[WHAT THE TASK ASKS]: Please count how many lines below contain the word "Domestic" and reply with only that number.

== INFORMATION

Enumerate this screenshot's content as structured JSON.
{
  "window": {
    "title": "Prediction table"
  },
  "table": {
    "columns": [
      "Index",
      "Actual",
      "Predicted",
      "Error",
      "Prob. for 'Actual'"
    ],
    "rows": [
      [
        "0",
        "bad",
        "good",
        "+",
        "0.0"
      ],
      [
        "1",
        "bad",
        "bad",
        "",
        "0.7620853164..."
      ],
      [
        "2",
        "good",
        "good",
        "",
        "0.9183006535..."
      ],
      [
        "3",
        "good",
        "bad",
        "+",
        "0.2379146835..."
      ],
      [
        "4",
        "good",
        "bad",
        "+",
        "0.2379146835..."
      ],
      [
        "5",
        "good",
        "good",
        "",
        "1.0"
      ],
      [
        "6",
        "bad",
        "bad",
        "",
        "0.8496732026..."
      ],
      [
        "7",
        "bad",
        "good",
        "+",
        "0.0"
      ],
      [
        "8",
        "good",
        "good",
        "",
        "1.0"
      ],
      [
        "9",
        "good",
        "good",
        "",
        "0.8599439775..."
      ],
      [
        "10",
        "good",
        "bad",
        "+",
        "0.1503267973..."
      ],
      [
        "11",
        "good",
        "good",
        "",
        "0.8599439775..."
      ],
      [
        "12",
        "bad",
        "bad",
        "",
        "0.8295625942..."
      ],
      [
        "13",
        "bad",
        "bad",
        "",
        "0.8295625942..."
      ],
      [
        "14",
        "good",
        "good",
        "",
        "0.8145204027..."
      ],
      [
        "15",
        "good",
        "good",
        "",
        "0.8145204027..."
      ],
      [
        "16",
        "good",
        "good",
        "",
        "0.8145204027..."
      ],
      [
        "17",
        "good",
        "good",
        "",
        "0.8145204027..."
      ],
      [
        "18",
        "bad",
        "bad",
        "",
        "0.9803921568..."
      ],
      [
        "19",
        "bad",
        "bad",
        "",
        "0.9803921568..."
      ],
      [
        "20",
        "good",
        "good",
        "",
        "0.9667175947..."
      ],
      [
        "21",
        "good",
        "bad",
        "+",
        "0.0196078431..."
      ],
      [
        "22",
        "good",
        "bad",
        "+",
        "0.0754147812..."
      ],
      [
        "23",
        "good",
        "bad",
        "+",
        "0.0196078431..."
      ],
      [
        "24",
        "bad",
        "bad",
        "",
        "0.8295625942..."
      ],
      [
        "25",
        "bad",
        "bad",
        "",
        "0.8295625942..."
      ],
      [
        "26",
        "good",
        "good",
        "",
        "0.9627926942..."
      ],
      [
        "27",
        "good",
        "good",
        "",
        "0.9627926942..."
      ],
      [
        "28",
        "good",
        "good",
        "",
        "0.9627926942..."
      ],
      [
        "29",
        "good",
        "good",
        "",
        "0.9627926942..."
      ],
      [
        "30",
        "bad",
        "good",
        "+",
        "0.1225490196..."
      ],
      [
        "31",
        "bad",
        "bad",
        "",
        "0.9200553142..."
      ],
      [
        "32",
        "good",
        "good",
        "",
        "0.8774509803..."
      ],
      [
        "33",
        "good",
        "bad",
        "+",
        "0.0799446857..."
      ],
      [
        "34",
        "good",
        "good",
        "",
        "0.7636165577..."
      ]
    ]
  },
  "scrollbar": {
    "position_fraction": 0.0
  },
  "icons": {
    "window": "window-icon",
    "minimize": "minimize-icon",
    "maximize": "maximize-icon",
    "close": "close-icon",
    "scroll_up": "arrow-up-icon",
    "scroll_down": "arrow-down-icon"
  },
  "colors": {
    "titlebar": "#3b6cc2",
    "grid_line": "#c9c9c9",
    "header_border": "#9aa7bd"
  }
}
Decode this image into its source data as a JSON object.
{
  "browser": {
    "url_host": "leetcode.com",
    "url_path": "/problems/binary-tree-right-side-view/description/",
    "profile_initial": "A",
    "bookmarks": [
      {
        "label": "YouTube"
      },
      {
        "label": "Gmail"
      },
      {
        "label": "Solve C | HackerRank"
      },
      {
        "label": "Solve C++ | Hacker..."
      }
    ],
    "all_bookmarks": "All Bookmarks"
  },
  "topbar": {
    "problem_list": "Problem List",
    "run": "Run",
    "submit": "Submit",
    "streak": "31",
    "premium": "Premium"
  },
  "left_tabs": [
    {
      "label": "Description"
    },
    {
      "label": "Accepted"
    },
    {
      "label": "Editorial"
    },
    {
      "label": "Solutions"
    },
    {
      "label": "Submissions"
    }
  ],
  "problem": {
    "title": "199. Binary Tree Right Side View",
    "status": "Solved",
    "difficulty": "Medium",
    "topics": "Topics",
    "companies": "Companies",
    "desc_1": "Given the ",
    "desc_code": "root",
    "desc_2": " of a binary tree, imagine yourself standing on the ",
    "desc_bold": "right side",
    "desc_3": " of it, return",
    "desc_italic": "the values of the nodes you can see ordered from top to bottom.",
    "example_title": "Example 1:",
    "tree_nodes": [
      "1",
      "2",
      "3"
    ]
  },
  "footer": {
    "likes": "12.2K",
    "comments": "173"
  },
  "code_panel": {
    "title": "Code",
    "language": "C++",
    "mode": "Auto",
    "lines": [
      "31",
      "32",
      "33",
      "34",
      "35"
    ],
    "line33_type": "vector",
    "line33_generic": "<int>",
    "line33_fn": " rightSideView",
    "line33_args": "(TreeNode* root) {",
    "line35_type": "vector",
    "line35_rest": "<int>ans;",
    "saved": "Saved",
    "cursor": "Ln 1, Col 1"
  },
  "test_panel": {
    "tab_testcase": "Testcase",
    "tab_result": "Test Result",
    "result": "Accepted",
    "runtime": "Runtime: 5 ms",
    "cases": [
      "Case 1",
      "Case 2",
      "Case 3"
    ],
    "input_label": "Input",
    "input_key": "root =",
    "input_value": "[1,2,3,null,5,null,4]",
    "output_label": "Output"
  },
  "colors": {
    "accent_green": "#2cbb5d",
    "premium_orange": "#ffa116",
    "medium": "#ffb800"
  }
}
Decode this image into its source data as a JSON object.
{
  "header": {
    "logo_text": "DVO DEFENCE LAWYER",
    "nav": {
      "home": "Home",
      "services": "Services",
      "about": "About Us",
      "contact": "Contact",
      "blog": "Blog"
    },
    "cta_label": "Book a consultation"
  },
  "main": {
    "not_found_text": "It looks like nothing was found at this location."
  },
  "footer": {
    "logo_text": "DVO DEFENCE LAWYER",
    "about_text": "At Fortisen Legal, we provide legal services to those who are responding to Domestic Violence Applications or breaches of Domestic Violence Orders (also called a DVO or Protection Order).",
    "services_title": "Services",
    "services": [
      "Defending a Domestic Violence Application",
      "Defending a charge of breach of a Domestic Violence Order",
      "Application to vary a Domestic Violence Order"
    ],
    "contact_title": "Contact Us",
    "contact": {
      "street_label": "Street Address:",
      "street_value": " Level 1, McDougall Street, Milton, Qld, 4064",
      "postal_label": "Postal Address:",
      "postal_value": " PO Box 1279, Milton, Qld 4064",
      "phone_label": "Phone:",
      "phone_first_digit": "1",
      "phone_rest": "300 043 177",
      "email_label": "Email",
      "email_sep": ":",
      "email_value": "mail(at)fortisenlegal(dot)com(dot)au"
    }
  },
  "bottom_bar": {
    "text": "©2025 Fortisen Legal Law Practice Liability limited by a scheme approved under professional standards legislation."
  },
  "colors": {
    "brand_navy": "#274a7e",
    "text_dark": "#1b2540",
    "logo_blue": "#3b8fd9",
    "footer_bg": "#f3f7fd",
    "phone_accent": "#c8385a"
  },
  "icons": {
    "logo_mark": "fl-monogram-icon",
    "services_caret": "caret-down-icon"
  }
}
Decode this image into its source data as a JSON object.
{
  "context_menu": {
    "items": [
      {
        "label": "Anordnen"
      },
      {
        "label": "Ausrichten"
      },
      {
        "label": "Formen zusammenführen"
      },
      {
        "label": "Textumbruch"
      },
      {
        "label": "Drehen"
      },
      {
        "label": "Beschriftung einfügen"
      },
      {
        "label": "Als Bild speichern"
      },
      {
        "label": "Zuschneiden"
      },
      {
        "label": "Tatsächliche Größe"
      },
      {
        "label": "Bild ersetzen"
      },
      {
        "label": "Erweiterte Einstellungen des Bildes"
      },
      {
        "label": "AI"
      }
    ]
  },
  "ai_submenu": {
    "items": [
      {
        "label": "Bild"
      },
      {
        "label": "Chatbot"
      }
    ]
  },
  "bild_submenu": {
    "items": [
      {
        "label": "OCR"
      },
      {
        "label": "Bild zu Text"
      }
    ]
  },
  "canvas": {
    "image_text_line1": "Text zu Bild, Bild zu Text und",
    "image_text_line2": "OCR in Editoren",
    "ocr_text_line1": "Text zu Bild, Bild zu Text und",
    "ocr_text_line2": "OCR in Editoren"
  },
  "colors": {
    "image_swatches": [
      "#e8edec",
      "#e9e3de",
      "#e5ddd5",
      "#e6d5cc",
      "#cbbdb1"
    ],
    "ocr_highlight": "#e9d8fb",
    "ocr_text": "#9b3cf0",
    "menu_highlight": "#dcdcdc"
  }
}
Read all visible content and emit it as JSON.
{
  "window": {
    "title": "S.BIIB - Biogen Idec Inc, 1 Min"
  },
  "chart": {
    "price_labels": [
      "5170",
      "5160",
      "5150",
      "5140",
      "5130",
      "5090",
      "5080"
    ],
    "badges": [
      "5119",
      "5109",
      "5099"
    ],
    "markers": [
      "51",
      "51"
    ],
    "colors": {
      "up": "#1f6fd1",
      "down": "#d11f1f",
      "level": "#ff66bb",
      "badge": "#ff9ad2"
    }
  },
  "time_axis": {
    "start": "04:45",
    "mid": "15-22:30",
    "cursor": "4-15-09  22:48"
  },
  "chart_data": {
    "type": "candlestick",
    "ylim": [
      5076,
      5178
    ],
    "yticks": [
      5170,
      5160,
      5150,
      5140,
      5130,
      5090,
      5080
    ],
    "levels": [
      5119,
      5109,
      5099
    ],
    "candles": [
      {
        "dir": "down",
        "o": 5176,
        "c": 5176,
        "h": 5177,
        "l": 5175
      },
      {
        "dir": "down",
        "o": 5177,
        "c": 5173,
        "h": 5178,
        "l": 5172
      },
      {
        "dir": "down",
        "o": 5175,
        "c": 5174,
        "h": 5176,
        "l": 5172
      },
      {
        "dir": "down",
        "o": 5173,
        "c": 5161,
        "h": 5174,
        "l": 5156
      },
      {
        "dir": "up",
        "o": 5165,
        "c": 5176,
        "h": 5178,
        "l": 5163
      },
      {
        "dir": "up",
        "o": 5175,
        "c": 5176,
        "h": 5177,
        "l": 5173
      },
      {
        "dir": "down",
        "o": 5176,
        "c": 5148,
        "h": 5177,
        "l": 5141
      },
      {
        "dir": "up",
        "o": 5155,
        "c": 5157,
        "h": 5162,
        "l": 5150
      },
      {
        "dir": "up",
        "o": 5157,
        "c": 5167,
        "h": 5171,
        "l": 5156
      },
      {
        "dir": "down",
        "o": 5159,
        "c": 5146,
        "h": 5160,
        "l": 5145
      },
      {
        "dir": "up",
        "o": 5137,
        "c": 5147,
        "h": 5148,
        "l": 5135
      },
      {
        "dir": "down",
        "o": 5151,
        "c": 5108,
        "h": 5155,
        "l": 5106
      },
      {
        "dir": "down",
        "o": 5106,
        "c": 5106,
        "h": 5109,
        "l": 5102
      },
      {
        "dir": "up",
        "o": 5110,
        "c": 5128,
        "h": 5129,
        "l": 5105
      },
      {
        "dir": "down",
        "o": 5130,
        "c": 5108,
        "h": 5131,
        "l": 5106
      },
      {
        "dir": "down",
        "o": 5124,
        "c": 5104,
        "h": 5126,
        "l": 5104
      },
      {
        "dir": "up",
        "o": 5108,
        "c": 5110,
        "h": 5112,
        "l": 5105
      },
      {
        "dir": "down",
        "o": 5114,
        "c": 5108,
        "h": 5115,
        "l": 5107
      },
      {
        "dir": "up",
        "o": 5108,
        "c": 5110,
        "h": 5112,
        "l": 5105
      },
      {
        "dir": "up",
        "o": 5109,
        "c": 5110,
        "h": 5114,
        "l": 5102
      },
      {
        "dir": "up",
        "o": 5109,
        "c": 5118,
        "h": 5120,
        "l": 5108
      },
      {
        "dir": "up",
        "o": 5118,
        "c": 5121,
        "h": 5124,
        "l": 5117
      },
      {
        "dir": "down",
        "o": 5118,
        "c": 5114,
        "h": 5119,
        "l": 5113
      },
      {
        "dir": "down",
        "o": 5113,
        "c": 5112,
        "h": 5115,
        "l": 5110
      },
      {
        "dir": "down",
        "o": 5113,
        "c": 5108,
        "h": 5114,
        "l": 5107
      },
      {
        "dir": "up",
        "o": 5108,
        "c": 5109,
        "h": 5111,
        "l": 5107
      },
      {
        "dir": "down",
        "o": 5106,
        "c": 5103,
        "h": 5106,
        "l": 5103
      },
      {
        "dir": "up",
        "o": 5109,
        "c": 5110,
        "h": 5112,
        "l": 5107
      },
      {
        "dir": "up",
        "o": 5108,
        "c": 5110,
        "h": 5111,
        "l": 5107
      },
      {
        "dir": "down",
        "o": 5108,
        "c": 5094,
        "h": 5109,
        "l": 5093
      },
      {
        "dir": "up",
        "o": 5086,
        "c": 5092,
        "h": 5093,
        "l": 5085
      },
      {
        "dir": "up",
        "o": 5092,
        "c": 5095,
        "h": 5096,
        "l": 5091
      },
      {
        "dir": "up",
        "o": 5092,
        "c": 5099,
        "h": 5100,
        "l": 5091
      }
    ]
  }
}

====

[TASK ANSWER]: 4